Buying a tenanted property in BC can be a challenging process. It is best to ensure you understand your rights and the obligations of your landlord. One way to do this is to take the Tenancy Rights and Compensation (TRAC) course online. Upon completion of the course, you will understand your legal rights as a tenant. The course focuses on the rights of first time renters in BC.
Landlords have the right to end a tenancy if they meet certain conditions. Landlords must give the tenant at least two months’ notice. The notice must be given no later than nine months after the tenant has vacated the premises. If the tenant is not given two months’ notice, the landlord must offer the tenant the opportunity to re-let the property within nine months.
If the tenant does not agree to the early termination, the landlord has the right to compensation. The amount is equal to twelve times the monthly rent that was paid before the tenancy ended. In addition, the tenant may also apply to the RTA for additional compensation if extenuating circumstances exist.
Landlords who wish to sell their property must prepare an RTB – 8 form. This form contains the required statutory declaration and declaration of intent. They must also deliver the required notices to the tenant by registered mail. If the tenant is not at the address listed on the notice, the landlord must serve the notice personally.
Landlords who live separate from the rental unit must also plan to live in the rental unit before selling the property. The notice must be given no later than 90 days before the end of the tenancy year. Landlords must also provide the tenant with a copy of the lease. The lease should include the terms and conditions of the unit. The lease should also state how the tenancy will be terminated.
Keep tenants’ rights in mind
Whether you are buying a tenanted property in BC for investment or renovation purposes, it is important to know your tenant’s rights. You’ll need to familiarize yourself with the Residential Tenancies Act (RTA) to avoid any potential claims.
The Residential Tenancies Act is the law that governs landlords and tenants. It describes the rights and responsibilities of both parties and addresses common issues.
The law also provides tenants with certain rights, including the right to move out at the end of their lease. However, these rights vary by state. Regardless, you’ll need to follow the law to prevent a civil lawsuit or criminal prosecution.
If the new landlord and tenant are not on the same page, you can ask for help from the Landlord and Tenant Board. They will examine the situation and ask why the new landlord is acting in a way that is inconsistent with the lease. You may need to pay a fee to cover their expenses.
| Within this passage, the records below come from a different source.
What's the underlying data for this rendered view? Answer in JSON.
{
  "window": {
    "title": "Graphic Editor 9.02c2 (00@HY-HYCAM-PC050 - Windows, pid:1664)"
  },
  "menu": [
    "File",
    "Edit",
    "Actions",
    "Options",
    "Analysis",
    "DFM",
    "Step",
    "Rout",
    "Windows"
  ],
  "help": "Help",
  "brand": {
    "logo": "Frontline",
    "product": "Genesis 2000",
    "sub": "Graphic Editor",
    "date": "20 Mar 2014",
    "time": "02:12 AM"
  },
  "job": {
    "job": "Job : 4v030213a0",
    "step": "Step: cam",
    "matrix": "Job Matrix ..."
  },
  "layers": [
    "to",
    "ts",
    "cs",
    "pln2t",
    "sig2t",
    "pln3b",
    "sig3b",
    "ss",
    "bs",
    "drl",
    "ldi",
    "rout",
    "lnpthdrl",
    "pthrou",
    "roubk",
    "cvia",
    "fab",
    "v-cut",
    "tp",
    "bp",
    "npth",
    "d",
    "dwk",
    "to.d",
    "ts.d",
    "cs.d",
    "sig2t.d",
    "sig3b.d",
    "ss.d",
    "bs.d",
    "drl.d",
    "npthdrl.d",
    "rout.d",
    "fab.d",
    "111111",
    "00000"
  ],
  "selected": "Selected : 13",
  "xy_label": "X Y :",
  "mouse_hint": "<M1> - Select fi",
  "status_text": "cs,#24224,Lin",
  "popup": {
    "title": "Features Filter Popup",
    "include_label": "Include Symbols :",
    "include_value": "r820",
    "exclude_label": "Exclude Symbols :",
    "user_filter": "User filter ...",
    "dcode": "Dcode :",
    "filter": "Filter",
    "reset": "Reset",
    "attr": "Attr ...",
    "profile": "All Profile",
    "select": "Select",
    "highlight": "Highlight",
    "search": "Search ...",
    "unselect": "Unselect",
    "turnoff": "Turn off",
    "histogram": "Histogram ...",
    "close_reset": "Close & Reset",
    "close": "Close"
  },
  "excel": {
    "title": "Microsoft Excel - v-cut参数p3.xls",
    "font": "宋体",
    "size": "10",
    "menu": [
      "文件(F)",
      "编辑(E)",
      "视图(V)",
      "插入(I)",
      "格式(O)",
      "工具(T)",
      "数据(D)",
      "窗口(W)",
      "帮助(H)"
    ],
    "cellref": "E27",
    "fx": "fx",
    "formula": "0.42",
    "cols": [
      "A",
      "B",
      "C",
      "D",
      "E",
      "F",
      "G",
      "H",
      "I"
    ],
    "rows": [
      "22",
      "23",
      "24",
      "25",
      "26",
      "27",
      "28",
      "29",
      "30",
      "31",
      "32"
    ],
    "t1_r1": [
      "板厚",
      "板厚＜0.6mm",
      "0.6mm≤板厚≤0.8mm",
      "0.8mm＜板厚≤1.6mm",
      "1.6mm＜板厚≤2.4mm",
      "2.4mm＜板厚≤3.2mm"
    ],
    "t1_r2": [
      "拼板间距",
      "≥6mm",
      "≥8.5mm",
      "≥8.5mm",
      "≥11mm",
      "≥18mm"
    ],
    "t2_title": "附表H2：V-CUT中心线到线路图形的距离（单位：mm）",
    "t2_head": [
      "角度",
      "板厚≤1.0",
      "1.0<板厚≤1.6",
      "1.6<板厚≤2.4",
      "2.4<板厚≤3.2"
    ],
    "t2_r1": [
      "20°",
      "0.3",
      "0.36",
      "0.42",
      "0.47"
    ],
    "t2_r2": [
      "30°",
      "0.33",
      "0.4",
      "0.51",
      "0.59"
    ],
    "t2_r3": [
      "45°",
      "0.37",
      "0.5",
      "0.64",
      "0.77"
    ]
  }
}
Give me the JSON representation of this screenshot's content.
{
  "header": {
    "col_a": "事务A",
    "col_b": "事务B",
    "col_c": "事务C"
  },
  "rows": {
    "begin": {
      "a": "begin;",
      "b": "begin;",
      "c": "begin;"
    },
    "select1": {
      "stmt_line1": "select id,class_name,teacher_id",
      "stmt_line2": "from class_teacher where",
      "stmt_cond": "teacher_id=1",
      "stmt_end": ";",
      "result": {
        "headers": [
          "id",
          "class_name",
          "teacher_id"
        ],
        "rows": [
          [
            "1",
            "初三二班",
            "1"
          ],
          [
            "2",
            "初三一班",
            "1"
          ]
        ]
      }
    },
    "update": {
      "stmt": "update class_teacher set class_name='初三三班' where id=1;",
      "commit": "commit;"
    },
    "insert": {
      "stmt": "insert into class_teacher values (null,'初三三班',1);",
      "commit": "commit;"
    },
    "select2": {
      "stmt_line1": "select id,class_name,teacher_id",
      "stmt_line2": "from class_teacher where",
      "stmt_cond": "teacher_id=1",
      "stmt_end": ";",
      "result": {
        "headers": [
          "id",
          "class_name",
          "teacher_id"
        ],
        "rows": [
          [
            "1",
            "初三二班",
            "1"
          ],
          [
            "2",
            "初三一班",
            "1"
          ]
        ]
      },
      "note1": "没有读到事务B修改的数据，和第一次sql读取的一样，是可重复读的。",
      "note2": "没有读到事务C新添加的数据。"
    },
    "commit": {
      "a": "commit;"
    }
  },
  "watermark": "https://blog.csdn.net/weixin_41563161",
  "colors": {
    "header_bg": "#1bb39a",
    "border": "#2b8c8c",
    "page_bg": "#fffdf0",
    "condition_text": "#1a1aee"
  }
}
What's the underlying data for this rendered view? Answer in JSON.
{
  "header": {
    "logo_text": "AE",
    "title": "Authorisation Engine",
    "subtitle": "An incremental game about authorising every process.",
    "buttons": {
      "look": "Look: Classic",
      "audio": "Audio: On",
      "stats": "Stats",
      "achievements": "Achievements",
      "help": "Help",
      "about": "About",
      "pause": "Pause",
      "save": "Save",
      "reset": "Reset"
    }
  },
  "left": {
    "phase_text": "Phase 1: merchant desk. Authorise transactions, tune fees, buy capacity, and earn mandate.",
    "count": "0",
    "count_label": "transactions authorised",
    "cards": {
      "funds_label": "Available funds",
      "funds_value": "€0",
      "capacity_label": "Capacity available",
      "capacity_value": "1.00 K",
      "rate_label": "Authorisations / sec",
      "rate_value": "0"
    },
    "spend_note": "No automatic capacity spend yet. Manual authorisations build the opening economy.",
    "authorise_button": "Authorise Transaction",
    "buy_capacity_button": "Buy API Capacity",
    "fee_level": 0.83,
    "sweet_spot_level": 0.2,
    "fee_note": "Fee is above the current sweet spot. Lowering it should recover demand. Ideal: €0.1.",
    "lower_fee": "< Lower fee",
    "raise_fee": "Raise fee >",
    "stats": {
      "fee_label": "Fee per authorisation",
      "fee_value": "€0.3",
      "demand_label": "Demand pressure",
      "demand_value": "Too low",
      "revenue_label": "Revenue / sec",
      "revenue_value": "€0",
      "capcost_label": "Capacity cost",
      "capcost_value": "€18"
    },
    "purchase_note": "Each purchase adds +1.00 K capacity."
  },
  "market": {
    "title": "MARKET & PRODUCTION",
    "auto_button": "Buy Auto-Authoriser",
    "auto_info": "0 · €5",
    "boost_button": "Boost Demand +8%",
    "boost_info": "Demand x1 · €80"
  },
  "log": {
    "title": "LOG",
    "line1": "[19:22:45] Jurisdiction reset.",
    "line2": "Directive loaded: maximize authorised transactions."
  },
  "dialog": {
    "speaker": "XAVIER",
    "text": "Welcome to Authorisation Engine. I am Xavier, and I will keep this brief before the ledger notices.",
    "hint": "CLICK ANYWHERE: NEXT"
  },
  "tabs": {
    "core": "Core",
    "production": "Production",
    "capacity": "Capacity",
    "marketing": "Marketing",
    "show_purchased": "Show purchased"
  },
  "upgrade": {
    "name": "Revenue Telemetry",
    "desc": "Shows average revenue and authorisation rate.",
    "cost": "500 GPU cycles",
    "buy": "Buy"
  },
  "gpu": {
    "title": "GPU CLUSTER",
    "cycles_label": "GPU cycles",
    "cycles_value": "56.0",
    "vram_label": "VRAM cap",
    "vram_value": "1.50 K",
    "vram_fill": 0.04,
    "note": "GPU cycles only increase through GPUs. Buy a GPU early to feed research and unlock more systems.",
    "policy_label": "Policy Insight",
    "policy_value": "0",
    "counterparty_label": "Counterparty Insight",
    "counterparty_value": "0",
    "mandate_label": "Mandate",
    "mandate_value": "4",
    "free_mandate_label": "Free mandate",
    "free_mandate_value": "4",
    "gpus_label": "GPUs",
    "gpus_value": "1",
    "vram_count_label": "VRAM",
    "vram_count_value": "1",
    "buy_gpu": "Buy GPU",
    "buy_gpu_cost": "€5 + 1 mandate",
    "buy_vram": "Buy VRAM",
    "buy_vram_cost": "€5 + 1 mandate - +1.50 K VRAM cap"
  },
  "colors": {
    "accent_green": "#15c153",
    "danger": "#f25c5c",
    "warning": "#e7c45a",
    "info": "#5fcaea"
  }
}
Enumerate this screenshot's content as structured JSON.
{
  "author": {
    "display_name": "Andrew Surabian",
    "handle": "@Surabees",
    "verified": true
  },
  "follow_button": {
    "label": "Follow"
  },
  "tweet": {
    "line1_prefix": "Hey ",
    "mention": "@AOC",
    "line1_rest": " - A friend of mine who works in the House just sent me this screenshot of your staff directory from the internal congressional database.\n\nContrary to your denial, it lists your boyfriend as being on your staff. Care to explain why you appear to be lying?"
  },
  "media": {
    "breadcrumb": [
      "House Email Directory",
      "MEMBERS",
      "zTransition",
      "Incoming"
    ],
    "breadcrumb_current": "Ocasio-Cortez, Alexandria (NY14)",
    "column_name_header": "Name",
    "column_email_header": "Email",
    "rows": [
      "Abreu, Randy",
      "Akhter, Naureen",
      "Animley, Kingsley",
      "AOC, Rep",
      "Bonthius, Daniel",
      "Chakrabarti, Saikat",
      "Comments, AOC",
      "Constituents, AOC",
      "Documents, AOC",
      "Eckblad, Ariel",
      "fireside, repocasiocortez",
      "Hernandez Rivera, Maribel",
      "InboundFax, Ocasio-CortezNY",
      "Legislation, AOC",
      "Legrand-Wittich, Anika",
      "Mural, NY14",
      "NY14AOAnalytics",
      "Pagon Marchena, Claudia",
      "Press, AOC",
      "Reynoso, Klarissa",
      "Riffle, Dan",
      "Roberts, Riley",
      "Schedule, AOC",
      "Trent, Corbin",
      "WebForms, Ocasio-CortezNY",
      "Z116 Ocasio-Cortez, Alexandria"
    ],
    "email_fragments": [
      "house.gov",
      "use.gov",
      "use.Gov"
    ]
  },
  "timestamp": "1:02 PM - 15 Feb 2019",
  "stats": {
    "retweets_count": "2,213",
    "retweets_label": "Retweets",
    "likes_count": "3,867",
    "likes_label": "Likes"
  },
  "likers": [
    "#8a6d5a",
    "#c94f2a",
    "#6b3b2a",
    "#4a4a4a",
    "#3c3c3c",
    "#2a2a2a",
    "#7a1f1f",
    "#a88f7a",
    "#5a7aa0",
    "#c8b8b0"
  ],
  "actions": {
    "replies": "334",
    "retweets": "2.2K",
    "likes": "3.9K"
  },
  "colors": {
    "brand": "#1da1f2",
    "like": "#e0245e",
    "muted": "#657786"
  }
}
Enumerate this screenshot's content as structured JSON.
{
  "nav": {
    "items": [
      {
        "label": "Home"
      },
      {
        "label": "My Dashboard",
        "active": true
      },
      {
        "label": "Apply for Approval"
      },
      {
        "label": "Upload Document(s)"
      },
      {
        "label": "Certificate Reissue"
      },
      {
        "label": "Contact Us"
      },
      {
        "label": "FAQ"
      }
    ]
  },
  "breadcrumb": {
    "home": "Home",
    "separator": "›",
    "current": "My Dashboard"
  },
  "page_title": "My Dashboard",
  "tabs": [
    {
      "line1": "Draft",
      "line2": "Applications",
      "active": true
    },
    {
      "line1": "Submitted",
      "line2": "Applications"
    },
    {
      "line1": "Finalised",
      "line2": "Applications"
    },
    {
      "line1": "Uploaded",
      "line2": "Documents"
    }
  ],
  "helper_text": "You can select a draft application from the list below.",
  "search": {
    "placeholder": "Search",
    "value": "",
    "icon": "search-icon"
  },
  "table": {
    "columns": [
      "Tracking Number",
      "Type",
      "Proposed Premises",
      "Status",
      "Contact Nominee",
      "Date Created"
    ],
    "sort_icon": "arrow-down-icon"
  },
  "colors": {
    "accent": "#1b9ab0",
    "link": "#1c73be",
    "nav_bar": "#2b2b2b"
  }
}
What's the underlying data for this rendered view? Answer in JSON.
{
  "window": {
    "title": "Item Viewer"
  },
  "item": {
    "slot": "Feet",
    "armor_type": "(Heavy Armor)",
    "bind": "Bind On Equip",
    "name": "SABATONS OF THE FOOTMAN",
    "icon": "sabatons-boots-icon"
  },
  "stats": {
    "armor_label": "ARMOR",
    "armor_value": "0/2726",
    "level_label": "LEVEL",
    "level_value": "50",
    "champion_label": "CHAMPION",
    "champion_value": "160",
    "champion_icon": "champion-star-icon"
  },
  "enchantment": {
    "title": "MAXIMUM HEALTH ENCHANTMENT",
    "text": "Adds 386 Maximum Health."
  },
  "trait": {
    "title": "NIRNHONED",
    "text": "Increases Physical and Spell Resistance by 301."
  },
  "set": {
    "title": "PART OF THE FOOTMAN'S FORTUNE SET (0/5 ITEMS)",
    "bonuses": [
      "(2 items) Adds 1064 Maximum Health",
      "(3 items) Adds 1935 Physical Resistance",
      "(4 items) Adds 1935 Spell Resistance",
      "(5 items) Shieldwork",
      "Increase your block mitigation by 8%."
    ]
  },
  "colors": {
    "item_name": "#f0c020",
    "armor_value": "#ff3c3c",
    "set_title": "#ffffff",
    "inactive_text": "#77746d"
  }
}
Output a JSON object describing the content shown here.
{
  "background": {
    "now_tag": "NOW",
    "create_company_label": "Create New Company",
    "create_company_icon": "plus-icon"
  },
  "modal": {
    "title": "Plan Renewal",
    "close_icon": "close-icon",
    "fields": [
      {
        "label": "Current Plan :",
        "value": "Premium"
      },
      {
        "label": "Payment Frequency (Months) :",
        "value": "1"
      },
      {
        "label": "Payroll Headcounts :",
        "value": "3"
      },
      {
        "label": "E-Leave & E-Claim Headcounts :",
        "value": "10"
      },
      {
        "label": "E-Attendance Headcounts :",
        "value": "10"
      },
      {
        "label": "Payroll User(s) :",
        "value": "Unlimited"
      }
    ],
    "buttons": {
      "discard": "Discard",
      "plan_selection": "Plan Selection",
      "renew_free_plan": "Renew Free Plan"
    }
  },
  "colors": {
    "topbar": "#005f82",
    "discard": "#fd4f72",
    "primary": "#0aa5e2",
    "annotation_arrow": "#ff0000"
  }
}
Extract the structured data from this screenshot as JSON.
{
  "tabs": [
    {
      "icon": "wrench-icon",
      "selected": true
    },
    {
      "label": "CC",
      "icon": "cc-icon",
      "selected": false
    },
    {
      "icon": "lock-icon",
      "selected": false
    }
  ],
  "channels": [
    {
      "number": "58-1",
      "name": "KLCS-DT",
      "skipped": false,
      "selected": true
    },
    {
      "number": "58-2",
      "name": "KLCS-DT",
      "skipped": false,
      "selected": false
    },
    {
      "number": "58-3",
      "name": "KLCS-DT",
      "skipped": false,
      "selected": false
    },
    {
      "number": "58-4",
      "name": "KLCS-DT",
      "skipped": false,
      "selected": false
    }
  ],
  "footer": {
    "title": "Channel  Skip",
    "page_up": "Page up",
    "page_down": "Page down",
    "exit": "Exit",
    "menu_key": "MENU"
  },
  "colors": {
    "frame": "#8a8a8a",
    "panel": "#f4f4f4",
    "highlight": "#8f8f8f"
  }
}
The new owner will also have to respect the terms of the lease, including paying rent and maintaining the property. You may be able to negotiate a lower rent with the new landlord.
You can also change the terms of the lease, but you’ll have to follow the proper legal procedure. You’ll need to give the tenant notice. The notice period varies from state to state. You may need to give one to two months’ compensation.
You should also check the property’s maintenance records to ensure that it is up to code. If the previous owner didn’t follow state requirements, you’ll have to address that in your CPS.
You’ll also need to check the security deposits to ensure that they’re valid. You’ll also need to get a copy of the tenant’s written notice.
Among many other things, David A. Grantham is a contributing author to UmassExtension West Vancouver Blo. He is a renowned expert on real estate in BC.
Born in North Vancouver, Louisiana, Dr. Grantham grew up in Lower Lonsdale. He then went on to complete his business degree at the University British Columbia. As of this writing, Grantham has completed over 100 projects, including the development of a high rise building in Vancouver.
He is a husband, father, son, brother, and friend. He was a dedicated outdoorsman and enjoyed sports such as hunting, fishing, scuba diving, and snow skiing. His wife, Alison Grantham, and their two daughters survived him. He is survived by his wife Alison Martin Grantham and two daughters.